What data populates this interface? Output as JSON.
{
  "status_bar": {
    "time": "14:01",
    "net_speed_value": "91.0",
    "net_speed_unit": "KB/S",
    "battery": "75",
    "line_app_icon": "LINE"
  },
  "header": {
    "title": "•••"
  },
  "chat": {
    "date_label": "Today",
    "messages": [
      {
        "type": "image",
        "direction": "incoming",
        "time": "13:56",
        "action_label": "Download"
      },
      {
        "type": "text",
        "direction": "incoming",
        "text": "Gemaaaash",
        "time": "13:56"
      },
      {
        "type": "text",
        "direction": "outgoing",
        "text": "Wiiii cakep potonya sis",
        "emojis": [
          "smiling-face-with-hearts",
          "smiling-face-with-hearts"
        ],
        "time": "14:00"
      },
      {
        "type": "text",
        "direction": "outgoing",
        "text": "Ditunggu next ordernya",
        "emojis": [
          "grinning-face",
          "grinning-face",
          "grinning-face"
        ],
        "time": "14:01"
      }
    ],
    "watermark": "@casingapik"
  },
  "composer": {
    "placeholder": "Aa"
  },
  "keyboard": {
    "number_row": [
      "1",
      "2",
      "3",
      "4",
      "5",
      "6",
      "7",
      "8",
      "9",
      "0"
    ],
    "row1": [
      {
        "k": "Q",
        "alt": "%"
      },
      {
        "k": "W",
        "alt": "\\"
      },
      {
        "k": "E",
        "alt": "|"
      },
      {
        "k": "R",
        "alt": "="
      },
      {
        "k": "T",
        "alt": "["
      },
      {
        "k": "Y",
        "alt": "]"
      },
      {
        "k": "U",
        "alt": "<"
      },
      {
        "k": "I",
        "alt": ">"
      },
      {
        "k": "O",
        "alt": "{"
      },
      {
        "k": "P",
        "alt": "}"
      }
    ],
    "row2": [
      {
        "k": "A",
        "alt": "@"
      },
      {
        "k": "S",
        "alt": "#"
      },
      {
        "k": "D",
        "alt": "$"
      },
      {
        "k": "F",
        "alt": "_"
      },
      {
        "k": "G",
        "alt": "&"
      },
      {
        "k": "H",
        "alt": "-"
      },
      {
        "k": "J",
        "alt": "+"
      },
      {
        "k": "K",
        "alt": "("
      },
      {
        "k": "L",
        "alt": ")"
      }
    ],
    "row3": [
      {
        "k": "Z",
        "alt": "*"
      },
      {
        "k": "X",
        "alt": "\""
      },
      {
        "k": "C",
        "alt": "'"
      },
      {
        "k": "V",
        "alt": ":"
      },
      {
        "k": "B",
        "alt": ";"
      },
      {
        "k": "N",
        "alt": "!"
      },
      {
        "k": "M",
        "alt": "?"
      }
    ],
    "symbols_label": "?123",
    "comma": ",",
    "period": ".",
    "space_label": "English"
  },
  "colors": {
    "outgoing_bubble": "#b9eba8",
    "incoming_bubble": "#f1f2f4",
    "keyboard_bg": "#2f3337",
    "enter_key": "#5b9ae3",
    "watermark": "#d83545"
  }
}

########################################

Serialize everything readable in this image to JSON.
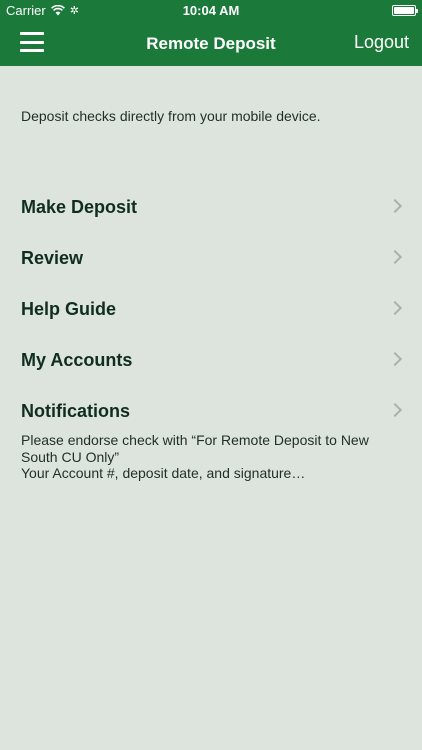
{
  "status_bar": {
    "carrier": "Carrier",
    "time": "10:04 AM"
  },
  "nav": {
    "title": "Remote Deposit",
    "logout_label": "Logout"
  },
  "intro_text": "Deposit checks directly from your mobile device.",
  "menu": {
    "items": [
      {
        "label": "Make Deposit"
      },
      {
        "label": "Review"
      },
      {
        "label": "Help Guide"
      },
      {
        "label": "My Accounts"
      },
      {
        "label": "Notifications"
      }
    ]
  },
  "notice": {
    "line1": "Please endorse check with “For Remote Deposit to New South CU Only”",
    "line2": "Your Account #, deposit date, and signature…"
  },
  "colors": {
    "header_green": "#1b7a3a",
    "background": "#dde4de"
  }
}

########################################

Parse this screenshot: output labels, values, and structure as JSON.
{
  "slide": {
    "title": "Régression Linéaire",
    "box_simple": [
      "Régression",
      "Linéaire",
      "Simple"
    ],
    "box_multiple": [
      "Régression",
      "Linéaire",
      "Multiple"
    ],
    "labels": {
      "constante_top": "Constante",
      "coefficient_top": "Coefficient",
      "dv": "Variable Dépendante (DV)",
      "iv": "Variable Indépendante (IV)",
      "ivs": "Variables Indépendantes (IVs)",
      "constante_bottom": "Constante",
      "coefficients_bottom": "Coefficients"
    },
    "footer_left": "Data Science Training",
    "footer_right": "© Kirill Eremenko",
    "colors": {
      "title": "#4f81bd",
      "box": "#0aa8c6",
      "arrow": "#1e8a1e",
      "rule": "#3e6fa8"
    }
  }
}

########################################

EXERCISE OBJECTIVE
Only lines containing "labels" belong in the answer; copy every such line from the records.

RESPONSE FOR THIS EXERCISE
Parse this screenshot: output labels, values, and structure as JSON.
    "labels": {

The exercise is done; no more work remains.